Definitions of restrain

  1. To draw back again; to hold back from acting, proceeding, or advancing, either by physical or moral force, or by any interposing obstacle; to repress or suppress; to keep down; to curb. Webster Dictionary DB
  2. To draw back toghtly, as a rein. Webster Dictionary DB
  3. To hinder from unlimited enjoiment; to abridge. Webster Dictionary DB
  4. To limit; to confine; to restrict. Webster Dictionary DB
  5. To withhold; to forbear. Webster Dictionary DB
  6. To check; to hold back; as, to restrain one's feelings; to limit; set bounds to; as, to restrain a people's liberty. The Winston Simplified Dictionary. By William Dodge Lewis, Edgar Arthur Singer. Published 1919.
  7. To hold back: to check: to hinder: to limit. The american dictionary of the english language. By Daniel Lyons. Published 1899.
  8. To hold back; hinder; check. The Clarendon dictionary. By William Hand Browne, Samuel Stehman Haldeman. Published 1894.
  9. To repress; hinder; restrict. The Concise Standard Dictionary of the English Language. By James Champlin Fernald. Published 1919.
  10. to close within bounds, limit or hold back from movement; "This holds the local until the express passengers change trains"; "About a dozen animals were held inside the stockade"; "The illegal immigrants were held at a detention center"; "The terrorists held the journalists for ransom" Wordnet Dictionary DB
  11. To hold back or eneck; to repress; to hinder; to abridge; to withhold. Nuttall's Standard dictionary of the English language. By Nuttall, P.Austin. Published 1914.
  12. Restrainer. The Winston Simplified Dictionary. By William Dodge Lewis, Edgar Arthur Singer. Published 1919.

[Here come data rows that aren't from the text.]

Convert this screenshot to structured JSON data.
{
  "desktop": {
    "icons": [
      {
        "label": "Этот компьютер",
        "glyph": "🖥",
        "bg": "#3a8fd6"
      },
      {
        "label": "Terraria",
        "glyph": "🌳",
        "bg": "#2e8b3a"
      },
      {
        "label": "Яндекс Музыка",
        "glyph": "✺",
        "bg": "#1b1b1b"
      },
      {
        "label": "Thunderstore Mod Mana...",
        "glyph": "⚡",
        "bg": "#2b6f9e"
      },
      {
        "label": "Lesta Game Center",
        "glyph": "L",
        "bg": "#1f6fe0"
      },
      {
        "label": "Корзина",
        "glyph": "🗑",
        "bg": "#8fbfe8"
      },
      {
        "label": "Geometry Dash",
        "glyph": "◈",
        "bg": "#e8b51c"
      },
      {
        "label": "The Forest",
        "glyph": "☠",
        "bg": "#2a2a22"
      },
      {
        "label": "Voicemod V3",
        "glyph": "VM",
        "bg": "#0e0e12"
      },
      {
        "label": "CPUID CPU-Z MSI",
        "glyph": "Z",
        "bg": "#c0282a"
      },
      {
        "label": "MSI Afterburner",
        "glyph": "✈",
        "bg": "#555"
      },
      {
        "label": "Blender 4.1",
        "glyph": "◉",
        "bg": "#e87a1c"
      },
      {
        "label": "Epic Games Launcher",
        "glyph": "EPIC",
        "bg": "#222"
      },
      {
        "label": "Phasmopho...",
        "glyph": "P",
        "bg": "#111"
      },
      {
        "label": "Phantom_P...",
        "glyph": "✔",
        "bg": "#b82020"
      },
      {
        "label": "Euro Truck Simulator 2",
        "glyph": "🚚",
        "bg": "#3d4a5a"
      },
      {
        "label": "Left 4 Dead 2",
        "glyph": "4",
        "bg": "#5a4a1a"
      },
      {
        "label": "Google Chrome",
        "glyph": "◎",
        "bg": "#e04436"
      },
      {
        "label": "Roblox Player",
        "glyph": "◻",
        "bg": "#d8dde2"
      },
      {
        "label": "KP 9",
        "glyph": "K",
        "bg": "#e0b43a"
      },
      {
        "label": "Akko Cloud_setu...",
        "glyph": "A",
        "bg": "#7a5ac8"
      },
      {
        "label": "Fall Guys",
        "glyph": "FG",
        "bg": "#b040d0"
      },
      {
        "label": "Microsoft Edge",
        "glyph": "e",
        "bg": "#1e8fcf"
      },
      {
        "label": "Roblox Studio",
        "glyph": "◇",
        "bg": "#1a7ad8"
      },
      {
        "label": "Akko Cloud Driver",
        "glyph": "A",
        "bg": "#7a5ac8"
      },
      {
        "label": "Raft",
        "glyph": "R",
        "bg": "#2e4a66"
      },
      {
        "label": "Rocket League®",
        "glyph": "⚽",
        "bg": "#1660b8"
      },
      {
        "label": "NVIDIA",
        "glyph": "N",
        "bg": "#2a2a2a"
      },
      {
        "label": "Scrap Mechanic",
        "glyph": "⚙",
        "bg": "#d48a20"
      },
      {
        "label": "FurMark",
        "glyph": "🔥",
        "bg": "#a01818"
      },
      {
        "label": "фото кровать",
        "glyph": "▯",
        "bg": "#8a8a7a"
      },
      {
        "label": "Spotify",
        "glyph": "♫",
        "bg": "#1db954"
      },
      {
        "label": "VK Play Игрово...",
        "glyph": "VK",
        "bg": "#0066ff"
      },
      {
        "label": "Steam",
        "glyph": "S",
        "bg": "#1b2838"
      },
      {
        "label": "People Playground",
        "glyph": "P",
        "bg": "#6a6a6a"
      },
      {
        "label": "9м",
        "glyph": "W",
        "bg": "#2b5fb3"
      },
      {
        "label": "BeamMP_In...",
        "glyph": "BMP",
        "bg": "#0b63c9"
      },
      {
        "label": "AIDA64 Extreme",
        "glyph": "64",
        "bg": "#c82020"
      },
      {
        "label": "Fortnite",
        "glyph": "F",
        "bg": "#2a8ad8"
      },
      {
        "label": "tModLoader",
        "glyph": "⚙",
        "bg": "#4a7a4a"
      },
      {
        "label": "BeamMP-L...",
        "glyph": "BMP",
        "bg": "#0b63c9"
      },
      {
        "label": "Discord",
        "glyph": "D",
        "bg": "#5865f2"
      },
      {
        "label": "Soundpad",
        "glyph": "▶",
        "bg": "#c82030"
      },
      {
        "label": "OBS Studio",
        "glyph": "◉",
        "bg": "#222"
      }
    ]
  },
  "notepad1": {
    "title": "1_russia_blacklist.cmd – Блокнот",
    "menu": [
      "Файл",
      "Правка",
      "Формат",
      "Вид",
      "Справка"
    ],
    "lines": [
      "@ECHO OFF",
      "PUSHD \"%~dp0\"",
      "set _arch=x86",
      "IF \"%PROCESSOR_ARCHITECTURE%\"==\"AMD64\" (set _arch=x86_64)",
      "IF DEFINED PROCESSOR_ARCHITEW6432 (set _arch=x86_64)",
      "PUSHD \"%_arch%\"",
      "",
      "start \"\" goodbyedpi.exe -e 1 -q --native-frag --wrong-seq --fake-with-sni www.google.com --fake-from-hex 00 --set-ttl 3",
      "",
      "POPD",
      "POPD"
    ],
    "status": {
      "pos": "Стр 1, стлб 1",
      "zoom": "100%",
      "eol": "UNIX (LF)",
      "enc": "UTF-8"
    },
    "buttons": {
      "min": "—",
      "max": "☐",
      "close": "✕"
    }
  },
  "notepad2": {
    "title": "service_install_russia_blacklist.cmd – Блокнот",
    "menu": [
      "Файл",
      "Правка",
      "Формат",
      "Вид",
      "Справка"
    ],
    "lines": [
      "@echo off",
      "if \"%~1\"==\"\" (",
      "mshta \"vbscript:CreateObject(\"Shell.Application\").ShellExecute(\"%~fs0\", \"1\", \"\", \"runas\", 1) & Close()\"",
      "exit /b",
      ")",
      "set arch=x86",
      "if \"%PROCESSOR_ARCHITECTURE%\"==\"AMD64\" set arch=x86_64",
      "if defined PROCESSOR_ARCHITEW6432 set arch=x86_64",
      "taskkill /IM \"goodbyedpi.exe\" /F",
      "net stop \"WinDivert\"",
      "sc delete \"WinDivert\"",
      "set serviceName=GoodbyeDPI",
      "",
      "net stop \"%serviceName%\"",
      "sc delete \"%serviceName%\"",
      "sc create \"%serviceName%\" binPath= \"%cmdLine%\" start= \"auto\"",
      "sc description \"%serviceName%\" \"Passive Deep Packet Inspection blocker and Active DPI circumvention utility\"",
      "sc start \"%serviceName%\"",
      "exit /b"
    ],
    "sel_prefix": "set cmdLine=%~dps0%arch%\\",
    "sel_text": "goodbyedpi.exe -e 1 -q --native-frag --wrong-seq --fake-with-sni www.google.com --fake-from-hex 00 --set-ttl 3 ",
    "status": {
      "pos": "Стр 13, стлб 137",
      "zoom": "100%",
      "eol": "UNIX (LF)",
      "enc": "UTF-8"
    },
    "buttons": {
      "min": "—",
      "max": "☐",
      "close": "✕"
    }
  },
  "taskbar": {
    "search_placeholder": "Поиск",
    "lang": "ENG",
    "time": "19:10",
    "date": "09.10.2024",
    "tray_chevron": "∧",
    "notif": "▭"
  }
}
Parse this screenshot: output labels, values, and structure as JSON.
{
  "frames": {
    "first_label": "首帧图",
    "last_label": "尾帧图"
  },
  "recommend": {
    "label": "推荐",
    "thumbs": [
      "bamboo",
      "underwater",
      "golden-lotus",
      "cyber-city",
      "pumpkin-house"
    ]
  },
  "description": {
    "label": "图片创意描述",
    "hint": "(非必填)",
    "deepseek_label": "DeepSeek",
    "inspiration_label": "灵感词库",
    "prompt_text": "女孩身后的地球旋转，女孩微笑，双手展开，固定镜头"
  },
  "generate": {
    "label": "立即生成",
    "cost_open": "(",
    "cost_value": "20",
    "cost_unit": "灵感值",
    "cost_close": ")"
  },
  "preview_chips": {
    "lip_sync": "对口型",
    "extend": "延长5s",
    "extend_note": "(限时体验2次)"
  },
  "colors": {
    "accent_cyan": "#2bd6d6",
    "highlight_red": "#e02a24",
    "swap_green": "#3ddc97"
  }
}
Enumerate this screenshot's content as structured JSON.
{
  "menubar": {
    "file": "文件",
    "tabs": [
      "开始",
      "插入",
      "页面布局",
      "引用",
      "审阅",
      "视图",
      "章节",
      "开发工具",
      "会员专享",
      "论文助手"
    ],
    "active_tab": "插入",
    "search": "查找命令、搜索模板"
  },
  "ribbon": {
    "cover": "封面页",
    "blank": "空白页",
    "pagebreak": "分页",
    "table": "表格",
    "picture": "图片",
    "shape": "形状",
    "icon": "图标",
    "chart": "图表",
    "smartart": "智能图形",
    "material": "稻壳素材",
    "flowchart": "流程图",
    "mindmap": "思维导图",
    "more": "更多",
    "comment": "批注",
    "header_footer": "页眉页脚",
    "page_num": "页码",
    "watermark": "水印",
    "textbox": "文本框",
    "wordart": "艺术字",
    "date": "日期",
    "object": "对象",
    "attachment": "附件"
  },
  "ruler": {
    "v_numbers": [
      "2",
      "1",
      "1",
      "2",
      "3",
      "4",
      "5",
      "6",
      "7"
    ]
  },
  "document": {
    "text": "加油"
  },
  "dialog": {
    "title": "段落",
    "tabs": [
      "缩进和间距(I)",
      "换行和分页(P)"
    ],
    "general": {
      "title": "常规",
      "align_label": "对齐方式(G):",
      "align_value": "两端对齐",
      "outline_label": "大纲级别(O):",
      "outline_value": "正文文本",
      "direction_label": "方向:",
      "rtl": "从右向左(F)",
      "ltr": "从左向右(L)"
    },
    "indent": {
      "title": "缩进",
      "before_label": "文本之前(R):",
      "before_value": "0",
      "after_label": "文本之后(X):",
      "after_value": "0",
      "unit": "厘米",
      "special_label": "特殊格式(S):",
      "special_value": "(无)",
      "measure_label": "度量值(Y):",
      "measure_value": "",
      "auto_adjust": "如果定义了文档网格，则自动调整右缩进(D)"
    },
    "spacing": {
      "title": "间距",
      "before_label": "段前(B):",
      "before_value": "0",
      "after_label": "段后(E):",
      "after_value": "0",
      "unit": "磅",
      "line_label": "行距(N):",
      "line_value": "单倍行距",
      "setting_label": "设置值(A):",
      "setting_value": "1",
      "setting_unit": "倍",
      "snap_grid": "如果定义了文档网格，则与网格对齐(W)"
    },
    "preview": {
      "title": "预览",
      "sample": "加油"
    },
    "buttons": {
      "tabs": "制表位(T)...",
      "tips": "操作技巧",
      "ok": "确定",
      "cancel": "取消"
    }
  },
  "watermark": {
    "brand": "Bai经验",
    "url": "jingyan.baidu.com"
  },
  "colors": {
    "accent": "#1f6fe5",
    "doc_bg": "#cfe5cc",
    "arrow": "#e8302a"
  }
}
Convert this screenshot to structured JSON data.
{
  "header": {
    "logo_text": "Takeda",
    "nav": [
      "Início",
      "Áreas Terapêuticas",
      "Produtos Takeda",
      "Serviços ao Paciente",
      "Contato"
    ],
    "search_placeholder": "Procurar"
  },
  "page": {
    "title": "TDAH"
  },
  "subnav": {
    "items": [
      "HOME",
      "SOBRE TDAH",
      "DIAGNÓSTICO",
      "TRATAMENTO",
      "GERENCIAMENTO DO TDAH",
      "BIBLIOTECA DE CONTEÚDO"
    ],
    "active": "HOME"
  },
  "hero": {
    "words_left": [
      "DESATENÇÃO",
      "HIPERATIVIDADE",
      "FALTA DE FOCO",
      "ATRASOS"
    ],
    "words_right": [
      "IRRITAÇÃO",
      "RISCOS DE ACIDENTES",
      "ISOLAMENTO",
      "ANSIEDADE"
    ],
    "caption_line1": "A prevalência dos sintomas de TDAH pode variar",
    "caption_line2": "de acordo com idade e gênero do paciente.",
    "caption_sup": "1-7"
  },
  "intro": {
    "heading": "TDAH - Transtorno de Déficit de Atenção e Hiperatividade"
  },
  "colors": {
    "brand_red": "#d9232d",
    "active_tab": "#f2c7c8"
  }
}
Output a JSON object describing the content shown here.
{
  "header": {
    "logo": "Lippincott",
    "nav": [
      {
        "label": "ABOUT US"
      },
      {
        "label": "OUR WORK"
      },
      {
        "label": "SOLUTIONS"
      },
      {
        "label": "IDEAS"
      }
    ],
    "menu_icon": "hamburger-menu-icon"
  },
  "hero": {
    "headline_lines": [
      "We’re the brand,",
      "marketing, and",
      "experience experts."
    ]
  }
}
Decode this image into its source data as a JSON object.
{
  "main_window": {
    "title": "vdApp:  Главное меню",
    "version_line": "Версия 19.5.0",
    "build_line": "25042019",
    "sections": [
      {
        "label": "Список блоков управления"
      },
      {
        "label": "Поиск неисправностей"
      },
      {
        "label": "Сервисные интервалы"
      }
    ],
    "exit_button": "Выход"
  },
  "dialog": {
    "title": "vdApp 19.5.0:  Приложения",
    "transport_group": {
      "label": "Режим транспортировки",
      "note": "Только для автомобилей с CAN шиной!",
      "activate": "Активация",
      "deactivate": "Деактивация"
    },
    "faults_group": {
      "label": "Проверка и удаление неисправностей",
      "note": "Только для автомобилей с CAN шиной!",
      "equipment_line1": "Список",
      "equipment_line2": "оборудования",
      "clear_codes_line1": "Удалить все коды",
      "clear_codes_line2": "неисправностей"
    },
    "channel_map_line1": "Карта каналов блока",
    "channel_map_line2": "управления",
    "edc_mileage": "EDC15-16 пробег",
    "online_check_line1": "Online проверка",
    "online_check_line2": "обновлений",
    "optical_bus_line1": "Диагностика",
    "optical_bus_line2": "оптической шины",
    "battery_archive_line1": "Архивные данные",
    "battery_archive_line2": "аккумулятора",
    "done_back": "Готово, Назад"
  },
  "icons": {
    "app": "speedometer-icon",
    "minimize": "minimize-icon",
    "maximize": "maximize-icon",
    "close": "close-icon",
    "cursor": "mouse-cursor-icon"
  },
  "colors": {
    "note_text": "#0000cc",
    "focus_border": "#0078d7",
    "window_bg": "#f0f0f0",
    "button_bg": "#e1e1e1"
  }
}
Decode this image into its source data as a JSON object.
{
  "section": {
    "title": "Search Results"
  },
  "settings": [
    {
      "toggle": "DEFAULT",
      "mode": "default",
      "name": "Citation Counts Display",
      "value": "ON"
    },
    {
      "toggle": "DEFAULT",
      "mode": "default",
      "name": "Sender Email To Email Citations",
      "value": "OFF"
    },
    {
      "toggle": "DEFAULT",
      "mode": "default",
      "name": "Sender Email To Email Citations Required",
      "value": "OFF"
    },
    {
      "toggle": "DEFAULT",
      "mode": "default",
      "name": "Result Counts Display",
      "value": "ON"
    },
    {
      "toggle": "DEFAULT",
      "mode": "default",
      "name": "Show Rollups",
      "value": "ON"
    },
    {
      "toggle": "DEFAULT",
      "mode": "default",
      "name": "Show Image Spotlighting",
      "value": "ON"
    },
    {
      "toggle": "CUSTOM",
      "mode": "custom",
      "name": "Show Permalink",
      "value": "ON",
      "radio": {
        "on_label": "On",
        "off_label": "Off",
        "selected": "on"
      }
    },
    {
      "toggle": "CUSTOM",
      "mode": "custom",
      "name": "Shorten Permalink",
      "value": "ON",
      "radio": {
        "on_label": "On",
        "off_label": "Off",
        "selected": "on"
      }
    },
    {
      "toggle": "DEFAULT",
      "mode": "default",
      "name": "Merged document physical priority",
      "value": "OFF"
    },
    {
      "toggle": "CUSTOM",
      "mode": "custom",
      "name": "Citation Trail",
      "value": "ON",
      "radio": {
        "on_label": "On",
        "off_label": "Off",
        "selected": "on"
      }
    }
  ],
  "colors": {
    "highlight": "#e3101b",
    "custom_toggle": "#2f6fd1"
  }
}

Usage examples for restrain

  1. I couldn't for the life of me restrain my emotion; tears started to my eyes. – Weird Tales. Vol. I by E. T. A. Hoffmann
  2. They had consented to retire in the beginning solely because they were assured that such was the will of their Father- as they affectionately call their sovereign; but reinforcements were now joining them daily from the interior, and the skirmishes which had occurred had so inflamed their spirits, that it seemed impossible to restrain them much longer. – The History of Napoleon Buonaparte by John Gibson Lockhart